But to talk about causation that runs from a whole (context) toward its parts requires us to say something about the identity and character of this causally effective whole — a difficult undertaking to which biologists seem pathologically allergic. This is tragic for biological understanding, since it is certain that the kind of causal explanation grounded in the activity of a whole differs radically from the usual part-to-whole reasoning. (See under “Further information” below, and also the “Tag” links at the beginning and end of this article.)
All this desperately needs explicit reckoning with. But, as near as I can judge from the literature today, most biologists seem incapable of rousing themselves toward any such reckoning.
Much of that, be aware, relates to mice and, at this early stage of investigation, is undoubtedly extremely simplistic compared to the reality.

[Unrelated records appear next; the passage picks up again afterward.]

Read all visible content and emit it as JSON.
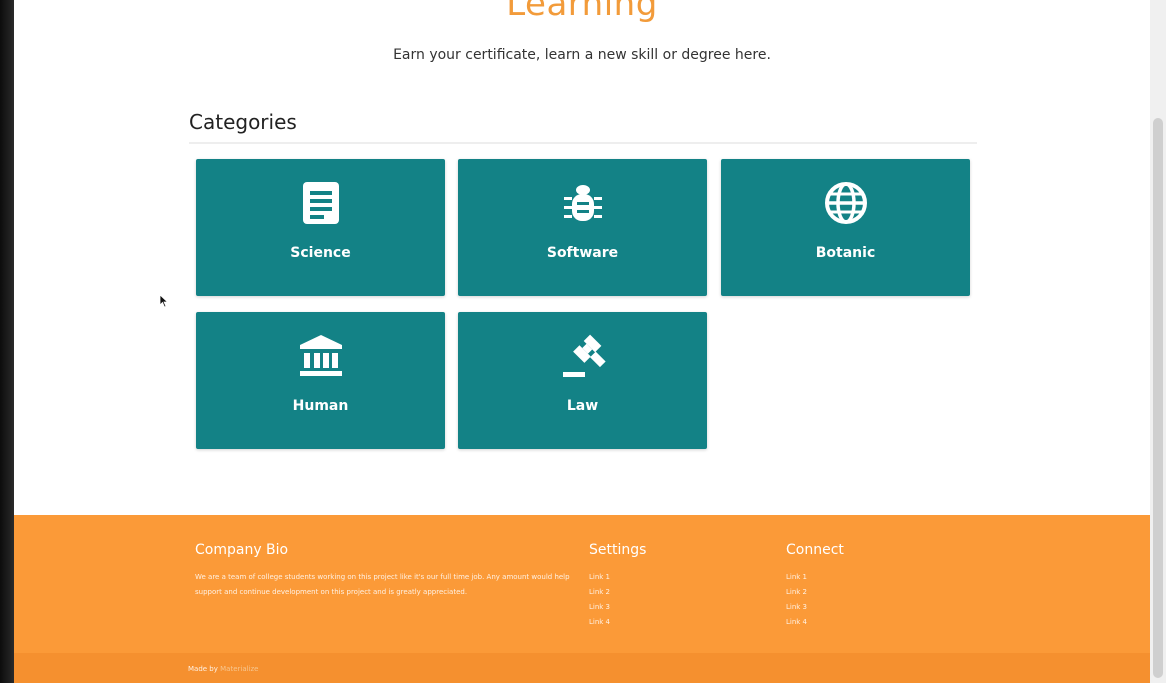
{
  "hero": {
    "title": "Learning",
    "subtitle": "Earn your certificate, learn a new skill or degree here."
  },
  "categories": {
    "heading": "Categories",
    "items": [
      {
        "label": "Science",
        "icon": "document-icon"
      },
      {
        "label": "Software",
        "icon": "bug-icon"
      },
      {
        "label": "Botanic",
        "icon": "globe-icon"
      },
      {
        "label": "Human",
        "icon": "institution-icon"
      },
      {
        "label": "Law",
        "icon": "gavel-icon"
      }
    ]
  },
  "footer": {
    "bio_title": "Company Bio",
    "bio_text": "We are a team of college students working on this project like it's our full time job. Any amount would help support and continue development on this project and is greatly appreciated.",
    "settings_title": "Settings",
    "settings_links": [
      "Link 1",
      "Link 2",
      "Link 3",
      "Link 4"
    ],
    "connect_title": "Connect",
    "connect_links": [
      "Link 1",
      "Link 2",
      "Link 3",
      "Link 4"
    ],
    "credit_prefix": "Made by",
    "credit_link": "Materialize"
  },
  "colors": {
    "tile": "#138286",
    "accent": "#f29b3a",
    "footer": "#fb9a38"
  }
}
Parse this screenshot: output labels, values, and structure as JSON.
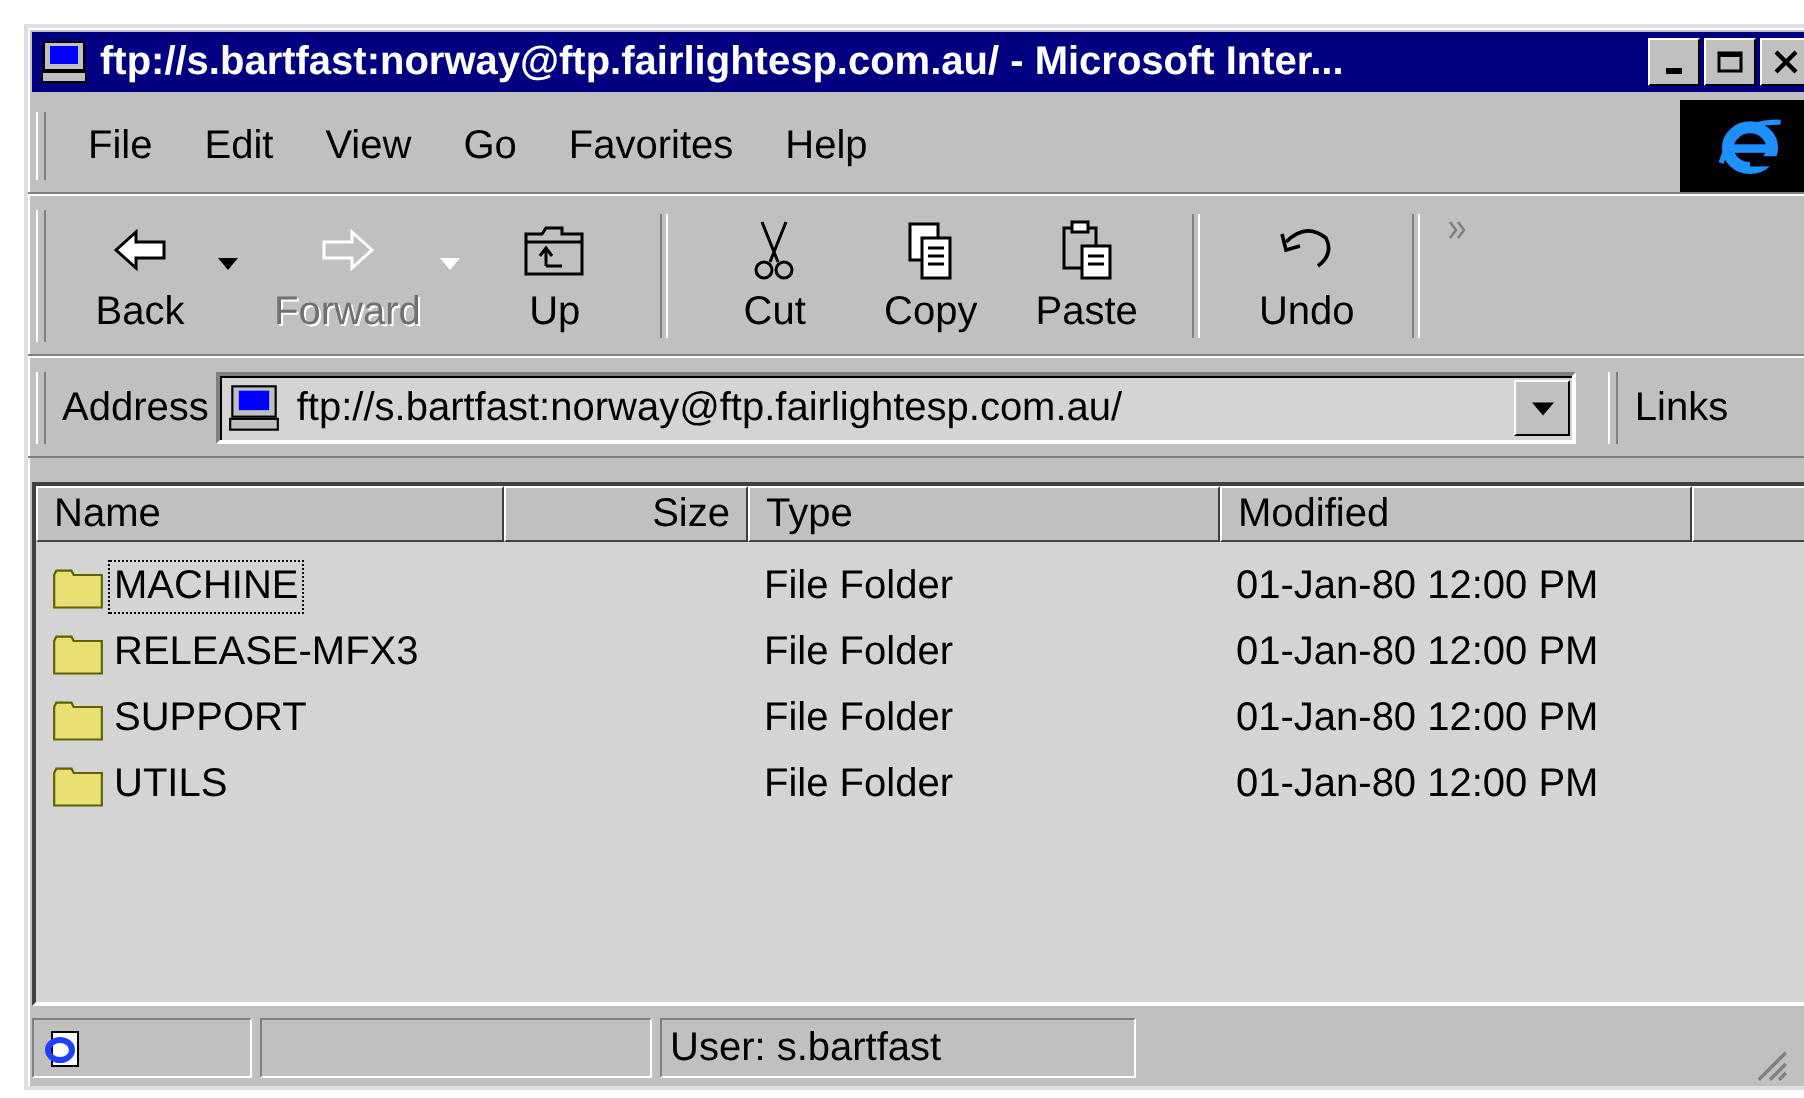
{
  "window": {
    "title": "ftp://s.bartfast:norway@ftp.fairlightesp.com.au/ - Microsoft Inter..."
  },
  "menu": [
    "File",
    "Edit",
    "View",
    "Go",
    "Favorites",
    "Help"
  ],
  "toolbar": [
    {
      "kind": "back",
      "label": "Back",
      "disabled": false,
      "dropdown": true
    },
    {
      "kind": "forward",
      "label": "Forward",
      "disabled": true,
      "dropdown": true
    },
    {
      "kind": "up",
      "label": "Up",
      "disabled": false,
      "dropdown": false
    },
    {
      "kind": "separator"
    },
    {
      "kind": "cut",
      "label": "Cut",
      "disabled": false,
      "dropdown": false
    },
    {
      "kind": "copy",
      "label": "Copy",
      "disabled": false,
      "dropdown": false
    },
    {
      "kind": "paste",
      "label": "Paste",
      "disabled": false,
      "dropdown": false
    },
    {
      "kind": "separator"
    },
    {
      "kind": "undo",
      "label": "Undo",
      "disabled": false,
      "dropdown": false
    }
  ],
  "address": {
    "label": "Address",
    "value": "ftp://s.bartfast:norway@ftp.fairlightesp.com.au/",
    "links": "Links"
  },
  "table": {
    "columns": [
      "Name",
      "Size",
      "Type",
      "Modified"
    ],
    "rows": [
      {
        "name": "MACHINE",
        "size": "",
        "type": "File Folder",
        "modified": "01-Jan-80 12:00 PM",
        "focused": true
      },
      {
        "name": "RELEASE-MFX3",
        "size": "",
        "type": "File Folder",
        "modified": "01-Jan-80 12:00 PM",
        "focused": false
      },
      {
        "name": "SUPPORT",
        "size": "",
        "type": "File Folder",
        "modified": "01-Jan-80 12:00 PM",
        "focused": false
      },
      {
        "name": "UTILS",
        "size": "",
        "type": "File Folder",
        "modified": "01-Jan-80 12:00 PM",
        "focused": false
      }
    ]
  },
  "status_bar": {
    "user": "User: s.bartfast"
  }
}
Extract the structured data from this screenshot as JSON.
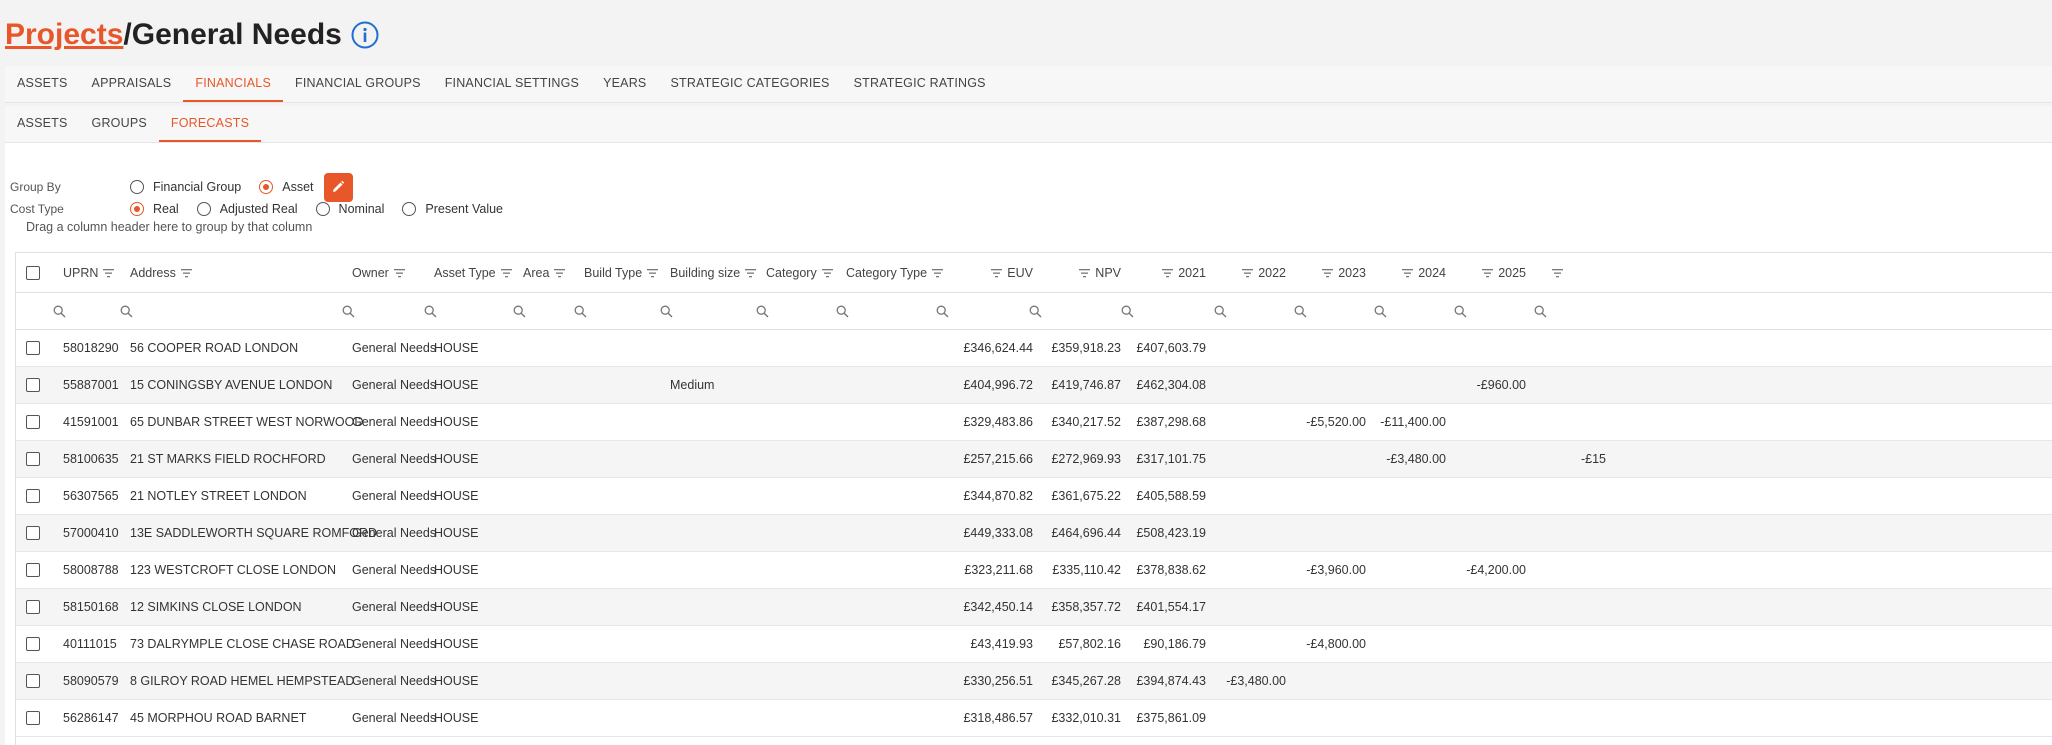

Anonymous editors of Science (2013a). “Your Microbes, Your Health”, Science vol. 342 (Dec. 20), pp. 1440-1. doi:10.1126/science.342.6165.1440-b
Archambaud, Cristel, Odile Sismeiro, Joern Toedling et al. (2013). “The Intestinal Microbiota Interferes with the microRNA Response upon Oral Listeria Infection”, mBio vol. 4, no. 6. doi:10.1128/mBio.00707-13
Belkaid, Yasmine and Julia A. Segre (2014). “Dialogue Between Skin Microbiota and Immunity”, Science vol. 346, no. 6212 (Nov. 21), pp. 954-9. doi:10.1126/science.1260144
Bourzac, Katherine (2014). “The Bacterial Tightrope”, Nature vol. 516 (Dec. 4), pp. S14-S16. doi:10.1038/516S14a
Eisenstein, Michael (2010). “Of Beans and Genes”, Nature vol. 468 (23/30 Dec.), pp. S13-S15. doi:10.1038/468S13a
Gilbert, Jack A., Rosa Krajmalnik-Brown, Dorota L. Porazinska et al. (2013). “Toward Effective Probiotics for Autism and Other Neurodevelopmental Disorders”, Cell vol. 155 (Dec. 19), pp. 1446-8. doi:10.1016/j.cell.2013.11.035
Gravitz, Lauren (2012). “The Critters Within”, Nature vol. 485 (May), pp. S12-13. doi:10.1038/485S12a
Hanage, William P. (2014). “Microbiome Science Needs a Healthy Dose of Scepticism”, Nature vol. 512 (Aug. 21), pp. 247-48. doi:10.1038/512247a
Hannigan, Geoffrey D. and Elizabeth A. Grice (2014). “Microbial Ecology of the Skin in the Era of Metagenomics and Molecular Microbiology”, Cold Spring Harbor Perspectives in Medicine vol. 4, no. 1. doi:10.1101/cshperspect.a015362
Hsiao, Elaine Y., Sara W. McBride, Sophia Hsien et al. (2013). “Microbiota Modulate Behavioral and Physiological Abnormalities Associated with Neurodevelopmental Disorders”, Cell vol. 155, pp. 1451-63. doi:10.1016/j.cell.2013.11.024
Kant, Immanuel (2000). Critique of Judgment, translated by J. H. Bernard. Amherst NY: Prometheus Books. Originally published in German in 1790. Available (in German) at: http://gutenberg.spiegel.de/buch/3507/85
Talbott, Stephen L. (2003). “To Explain or Portray?”, In Context #9 (Spring, 2003), pp. 20-24. http://natureinstitute.org/pub/ic/ic9/portray.htm
Talbott, Stephen L. (2014). “How Does the Organism Get Its Shape: The Causal Role of Organic Form”. BiologyWorthyofLife.org/comm/ar/2014/brady_24.htm
Yong, Ed (2014). “There Is No ‘Healthy’ Microbiome”, New York Times (Nov. 1). http://nyti.ms/1tMxQZa
My article from some years ago, “To Explain or Portray?”, (Talbott 2003*) attempts to capture some of the differences between a causal understanding that would ascend from below upward (from the parts to the whole), and causal understanding that works from above downward (from the whole to the parts).
This document: BiologyWorthyofLife.org/microbiome_25.htm
Steve Talbott :: Of Humans and Our Microbial Guests: A Dynamic and Living Balance